Task
Show every line of the data below that includes the word "JSON".

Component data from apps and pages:
▬▬▬▬▬▬▬▬▬▬

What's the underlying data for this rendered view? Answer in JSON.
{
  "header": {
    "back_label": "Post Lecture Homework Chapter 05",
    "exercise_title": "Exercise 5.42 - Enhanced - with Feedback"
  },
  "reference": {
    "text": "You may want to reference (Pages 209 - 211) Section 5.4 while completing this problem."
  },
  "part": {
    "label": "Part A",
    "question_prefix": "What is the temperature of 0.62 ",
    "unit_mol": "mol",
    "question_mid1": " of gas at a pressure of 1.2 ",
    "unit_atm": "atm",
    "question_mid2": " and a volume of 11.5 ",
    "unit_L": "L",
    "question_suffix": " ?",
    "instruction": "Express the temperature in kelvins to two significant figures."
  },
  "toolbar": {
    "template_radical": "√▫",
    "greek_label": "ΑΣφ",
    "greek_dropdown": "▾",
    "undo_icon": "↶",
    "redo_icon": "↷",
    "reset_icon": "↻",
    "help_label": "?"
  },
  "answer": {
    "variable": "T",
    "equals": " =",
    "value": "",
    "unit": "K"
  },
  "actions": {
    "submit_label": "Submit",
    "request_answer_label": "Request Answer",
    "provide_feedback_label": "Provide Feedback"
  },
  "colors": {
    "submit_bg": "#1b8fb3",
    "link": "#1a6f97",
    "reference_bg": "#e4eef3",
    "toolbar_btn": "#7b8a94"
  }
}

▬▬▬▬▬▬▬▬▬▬

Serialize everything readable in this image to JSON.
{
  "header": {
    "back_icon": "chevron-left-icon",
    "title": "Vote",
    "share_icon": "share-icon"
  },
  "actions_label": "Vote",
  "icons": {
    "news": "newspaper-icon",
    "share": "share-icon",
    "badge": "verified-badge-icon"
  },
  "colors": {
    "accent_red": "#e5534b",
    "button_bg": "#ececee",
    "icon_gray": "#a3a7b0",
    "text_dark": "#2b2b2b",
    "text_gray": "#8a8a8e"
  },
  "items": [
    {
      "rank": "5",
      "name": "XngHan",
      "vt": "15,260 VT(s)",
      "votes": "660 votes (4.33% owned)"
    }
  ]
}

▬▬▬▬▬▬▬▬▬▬

Task output
What's the underlying data for this rendered view? Answer in JSON.
Serialize everything readable in this image to JSON.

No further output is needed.